Laura Bixby, JD ’14, a special litigation staff attorney in the Orleans Public Defenders Office in New Orleans until January, saw the effects of the pandemic firsthand.
“COVID-19 made it almost impossible to do my job and to help my clients,” says Bixby.
The report, due out in July, stems from the fall 2020 and winter 2021 policy practicum COVID-19 and the Effect of Video Technology on Indigent Defense Services, co-taught by Robert Weisberg, JD ’79, Edwin E. Huddleson, Jr. Professor of Law and faculty co-director of the center, and Debbie Mukamal, its executive director. Seven law students participated in the practicum’s research, which included both qualitative interviews with close to 60 judges, prosecutors, defense attorneys, and court administrators in three jurisdictions (Miami-Dade County, Milwaukee County, and the Northeast Judicial District of North Dakota) and a quantitative analysis of a national survey completed by over 200 defense attorneys. The SLS team partnered with the National Association of Criminal Defense Lawyers to recruit participants for the study.
According to Mukamal, the research is the most comprehensive of its kind published to date. “This is a new world that changed overnight because of COVID, and we’re studying it in real time,” she says. “We believe our study has significant implications for a post-pandemic world where virtual technology will likely remain in some form. We hope our findings inform the development of policies related to virtual court.”
Some 78 percent of the defense attorneys surveyed agreed that the shift to virtual proceedings compromised access to justice, with a majority saying the attorney-client relationship, including client communications, was negatively affected.
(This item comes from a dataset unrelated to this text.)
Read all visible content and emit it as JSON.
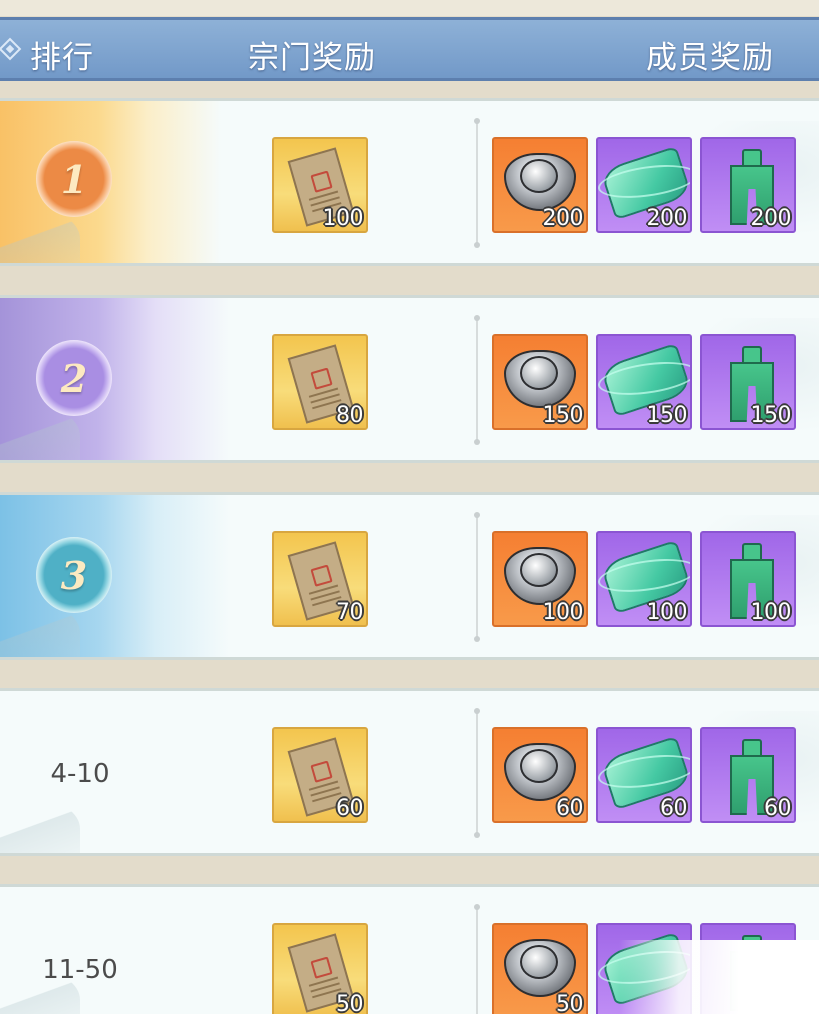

The virtual proceedings dehumanized clients, the attorneys consistently reported, and decreased clients’ trust in the criminal justice system. Many said virtual proceedings eliminated productive hallway conversations between defense attorneys, prosecutors, and other court actors.
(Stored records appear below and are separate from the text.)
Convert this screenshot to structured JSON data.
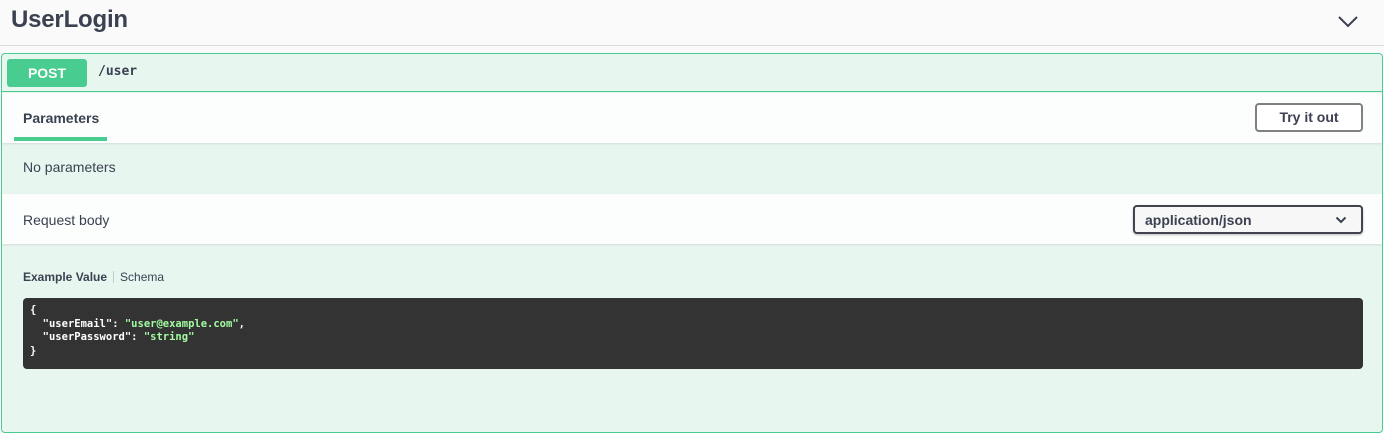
{
  "tag": {
    "title": "UserLogin"
  },
  "operation": {
    "method": "POST",
    "path": "/user",
    "colors": {
      "method_bg": "#49cc90",
      "block_bg": "#e8f6f0",
      "border": "#49cc90"
    }
  },
  "parameters": {
    "tab_label": "Parameters",
    "try_it_out_label": "Try it out",
    "empty_text": "No parameters"
  },
  "request_body": {
    "label": "Request body",
    "content_type": "application/json",
    "model_tabs": {
      "example_label": "Example Value",
      "schema_label": "Schema"
    },
    "example": {
      "open_brace": "{",
      "close_brace": "}",
      "fields": [
        {
          "key": "\"userEmail\"",
          "value": "\"user@example.com\"",
          "trailing": ","
        },
        {
          "key": "\"userPassword\"",
          "value": "\"string\"",
          "trailing": ""
        }
      ]
    }
  },
  "icons": {
    "collapse": "chevron-down-icon",
    "select_arrow": "chevron-down-icon"
  }
}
A major takeaway of the study was that trials and important hearings should not be conducted virtually. “The physical cues and emotional richness of in-person communication are reportedly diminished over virtual platforms, and interviewees were generally not willing to accept that loss in something as important as a trial or witness examination,” said Taylor Benninger, JD ’21, one of the law students who worked on the study. “On the flip side, many interviewees agreed that minor, nonsubstantive hearings could use virtual platforms in the future,” reflecting efficiency benefits such as savings in time and money for working-class defendants or those with children.